### Data excerpts
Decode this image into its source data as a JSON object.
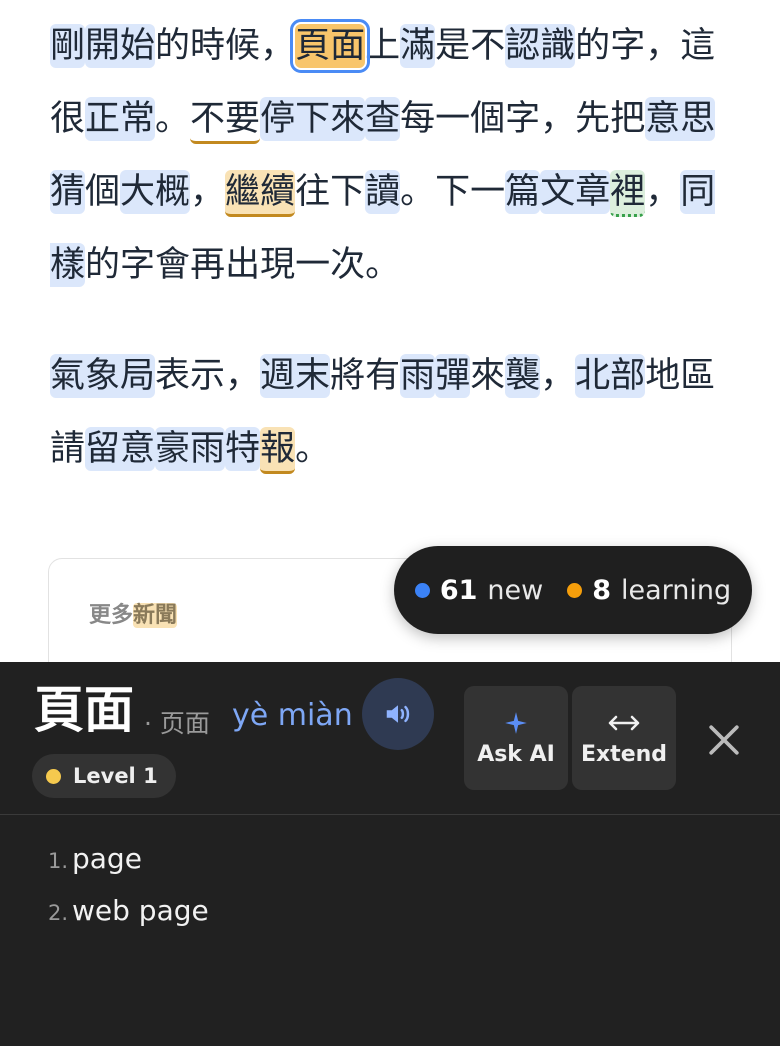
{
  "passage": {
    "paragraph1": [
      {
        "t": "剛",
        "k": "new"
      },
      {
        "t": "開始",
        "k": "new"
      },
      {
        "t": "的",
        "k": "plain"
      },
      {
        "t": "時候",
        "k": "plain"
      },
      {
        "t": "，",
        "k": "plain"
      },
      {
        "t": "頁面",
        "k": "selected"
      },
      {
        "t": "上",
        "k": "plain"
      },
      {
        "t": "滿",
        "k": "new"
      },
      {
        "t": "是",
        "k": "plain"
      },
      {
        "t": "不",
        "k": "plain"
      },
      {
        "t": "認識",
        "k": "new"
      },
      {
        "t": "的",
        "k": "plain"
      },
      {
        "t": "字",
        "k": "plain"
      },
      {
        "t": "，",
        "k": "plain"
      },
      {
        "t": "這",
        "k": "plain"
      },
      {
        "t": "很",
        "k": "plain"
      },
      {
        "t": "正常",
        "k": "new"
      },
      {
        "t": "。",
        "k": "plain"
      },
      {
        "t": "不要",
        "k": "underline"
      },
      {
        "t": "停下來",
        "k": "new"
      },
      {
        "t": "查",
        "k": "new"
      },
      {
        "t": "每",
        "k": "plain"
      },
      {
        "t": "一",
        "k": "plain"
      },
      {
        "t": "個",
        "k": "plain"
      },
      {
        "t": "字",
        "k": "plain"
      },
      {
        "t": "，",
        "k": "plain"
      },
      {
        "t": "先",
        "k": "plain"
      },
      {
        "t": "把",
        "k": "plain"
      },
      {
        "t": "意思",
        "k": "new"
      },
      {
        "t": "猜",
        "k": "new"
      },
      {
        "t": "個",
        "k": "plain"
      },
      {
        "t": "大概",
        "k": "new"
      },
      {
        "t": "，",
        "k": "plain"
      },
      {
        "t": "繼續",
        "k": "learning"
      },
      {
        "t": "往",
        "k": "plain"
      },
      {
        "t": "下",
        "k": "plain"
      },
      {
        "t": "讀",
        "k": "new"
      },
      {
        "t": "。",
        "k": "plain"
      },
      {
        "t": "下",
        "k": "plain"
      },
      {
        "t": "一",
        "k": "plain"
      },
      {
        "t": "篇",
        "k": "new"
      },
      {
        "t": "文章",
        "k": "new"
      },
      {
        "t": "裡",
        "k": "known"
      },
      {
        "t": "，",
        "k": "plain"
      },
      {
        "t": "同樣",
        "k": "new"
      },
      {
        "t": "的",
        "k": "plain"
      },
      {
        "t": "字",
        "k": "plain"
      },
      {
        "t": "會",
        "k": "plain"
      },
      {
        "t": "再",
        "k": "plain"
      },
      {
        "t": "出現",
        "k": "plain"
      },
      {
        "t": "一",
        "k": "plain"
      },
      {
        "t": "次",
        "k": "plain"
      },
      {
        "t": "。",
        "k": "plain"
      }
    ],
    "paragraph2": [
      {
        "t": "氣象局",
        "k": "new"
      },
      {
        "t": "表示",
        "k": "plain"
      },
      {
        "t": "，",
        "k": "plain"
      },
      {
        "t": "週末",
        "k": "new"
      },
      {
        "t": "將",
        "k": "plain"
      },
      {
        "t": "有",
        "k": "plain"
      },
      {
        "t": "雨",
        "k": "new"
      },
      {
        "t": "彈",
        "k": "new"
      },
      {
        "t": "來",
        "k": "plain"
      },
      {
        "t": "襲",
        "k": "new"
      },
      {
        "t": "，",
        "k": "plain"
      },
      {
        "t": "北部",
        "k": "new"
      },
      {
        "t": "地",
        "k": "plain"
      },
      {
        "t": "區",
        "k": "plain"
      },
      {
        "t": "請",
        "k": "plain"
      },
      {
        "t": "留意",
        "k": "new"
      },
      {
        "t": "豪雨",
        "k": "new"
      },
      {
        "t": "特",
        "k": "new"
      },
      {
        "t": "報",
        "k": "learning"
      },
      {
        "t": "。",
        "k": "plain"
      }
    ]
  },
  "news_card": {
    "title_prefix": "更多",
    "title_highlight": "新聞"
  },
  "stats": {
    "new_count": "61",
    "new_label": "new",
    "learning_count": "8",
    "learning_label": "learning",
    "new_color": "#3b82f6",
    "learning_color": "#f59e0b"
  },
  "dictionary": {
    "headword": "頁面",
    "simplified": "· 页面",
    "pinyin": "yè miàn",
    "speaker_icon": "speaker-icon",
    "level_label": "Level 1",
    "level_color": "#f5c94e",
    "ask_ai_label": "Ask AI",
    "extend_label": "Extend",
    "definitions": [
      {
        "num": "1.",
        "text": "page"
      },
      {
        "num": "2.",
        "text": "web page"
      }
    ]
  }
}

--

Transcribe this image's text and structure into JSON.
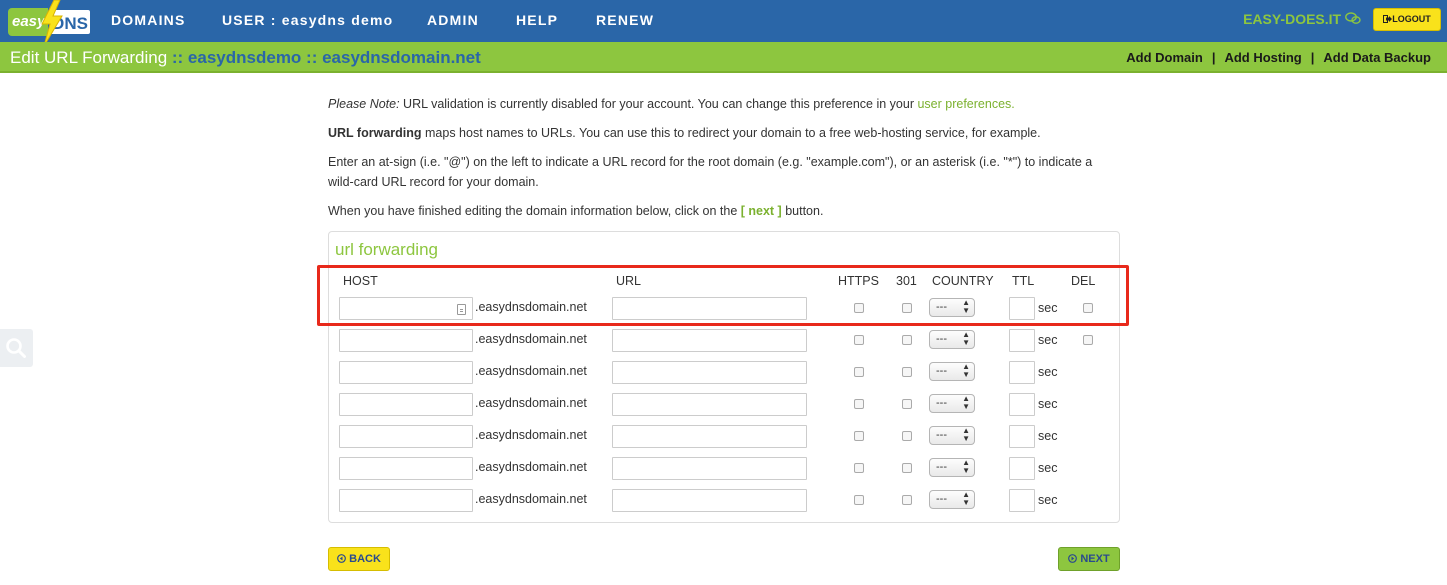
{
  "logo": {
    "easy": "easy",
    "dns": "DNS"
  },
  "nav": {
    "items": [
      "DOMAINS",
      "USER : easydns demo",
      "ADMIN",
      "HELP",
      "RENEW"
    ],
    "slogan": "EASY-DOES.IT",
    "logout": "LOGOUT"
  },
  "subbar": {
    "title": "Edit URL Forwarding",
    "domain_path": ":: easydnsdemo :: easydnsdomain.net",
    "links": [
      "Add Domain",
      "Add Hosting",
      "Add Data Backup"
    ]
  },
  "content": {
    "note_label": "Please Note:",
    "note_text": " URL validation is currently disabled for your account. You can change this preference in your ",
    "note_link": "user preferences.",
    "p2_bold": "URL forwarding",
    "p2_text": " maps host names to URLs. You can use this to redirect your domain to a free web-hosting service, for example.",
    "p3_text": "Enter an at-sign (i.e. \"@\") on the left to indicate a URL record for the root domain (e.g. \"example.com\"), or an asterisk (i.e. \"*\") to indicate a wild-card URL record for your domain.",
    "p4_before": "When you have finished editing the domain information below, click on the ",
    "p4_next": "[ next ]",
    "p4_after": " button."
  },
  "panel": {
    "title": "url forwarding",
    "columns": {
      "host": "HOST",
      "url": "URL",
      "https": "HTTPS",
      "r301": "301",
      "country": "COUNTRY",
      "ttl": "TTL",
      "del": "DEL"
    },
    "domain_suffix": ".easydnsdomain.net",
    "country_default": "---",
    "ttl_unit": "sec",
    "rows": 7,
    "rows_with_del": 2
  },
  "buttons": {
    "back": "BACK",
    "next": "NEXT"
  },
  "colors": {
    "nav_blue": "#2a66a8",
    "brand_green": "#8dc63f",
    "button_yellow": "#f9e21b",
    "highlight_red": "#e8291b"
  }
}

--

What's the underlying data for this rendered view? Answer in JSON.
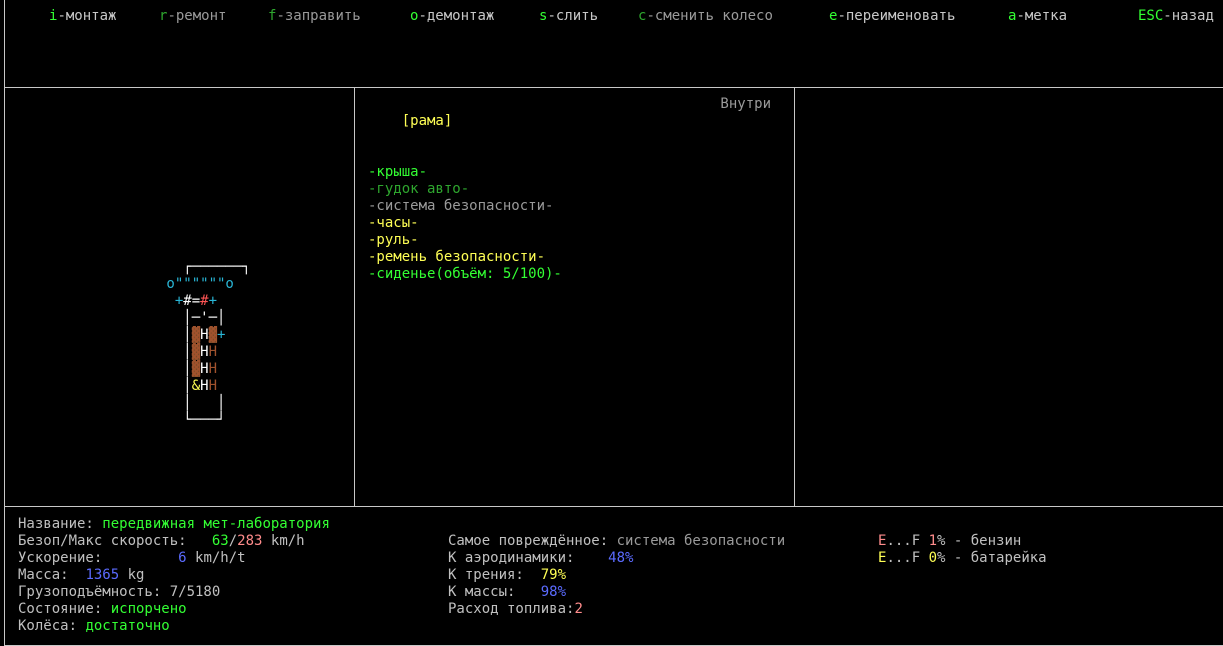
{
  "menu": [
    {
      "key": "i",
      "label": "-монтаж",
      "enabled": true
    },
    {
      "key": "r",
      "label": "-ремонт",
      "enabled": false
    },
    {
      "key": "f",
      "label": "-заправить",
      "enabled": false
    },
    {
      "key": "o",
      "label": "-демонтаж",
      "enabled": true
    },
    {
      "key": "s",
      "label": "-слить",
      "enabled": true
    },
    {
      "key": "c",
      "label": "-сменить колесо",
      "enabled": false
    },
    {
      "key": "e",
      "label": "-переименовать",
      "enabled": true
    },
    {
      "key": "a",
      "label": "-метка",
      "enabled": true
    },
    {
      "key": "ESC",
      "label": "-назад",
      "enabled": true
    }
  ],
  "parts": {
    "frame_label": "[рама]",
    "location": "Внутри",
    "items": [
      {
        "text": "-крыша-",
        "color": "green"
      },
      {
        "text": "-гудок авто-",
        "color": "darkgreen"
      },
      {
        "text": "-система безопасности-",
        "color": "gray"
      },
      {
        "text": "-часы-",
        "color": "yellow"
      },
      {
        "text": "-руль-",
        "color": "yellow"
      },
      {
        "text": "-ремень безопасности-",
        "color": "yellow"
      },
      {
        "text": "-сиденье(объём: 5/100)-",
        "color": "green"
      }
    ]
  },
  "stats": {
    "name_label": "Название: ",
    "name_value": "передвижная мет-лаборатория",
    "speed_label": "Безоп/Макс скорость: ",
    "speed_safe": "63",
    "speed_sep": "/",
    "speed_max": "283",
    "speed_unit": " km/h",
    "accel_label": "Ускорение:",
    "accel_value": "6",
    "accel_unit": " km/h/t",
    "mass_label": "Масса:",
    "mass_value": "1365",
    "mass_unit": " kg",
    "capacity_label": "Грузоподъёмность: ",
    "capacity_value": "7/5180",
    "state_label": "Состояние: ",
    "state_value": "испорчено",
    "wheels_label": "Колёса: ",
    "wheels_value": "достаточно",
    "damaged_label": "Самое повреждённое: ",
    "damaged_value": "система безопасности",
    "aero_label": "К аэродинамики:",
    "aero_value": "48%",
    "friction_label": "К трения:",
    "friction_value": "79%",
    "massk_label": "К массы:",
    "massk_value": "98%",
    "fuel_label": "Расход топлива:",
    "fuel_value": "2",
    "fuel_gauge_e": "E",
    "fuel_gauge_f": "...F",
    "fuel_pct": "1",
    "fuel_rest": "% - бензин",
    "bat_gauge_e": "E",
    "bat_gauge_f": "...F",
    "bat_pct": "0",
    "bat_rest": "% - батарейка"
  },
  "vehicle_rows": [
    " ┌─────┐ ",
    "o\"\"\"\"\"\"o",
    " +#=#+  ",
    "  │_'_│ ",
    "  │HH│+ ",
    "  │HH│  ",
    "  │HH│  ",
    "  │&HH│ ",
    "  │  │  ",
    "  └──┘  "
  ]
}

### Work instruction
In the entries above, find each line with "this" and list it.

### Completed task
Decode this image into its source data as a JSON object.
Transcribe this image's text and structure into JSON.
    "note_text": " URL validation is currently disabled for your account. You can change this preference in your ",
    "p2_text": " maps host names to URLs. You can use this to redirect your domain to a free web-hosting service, for example.",
What's the underlying data for this rendered view? Answer in JSON.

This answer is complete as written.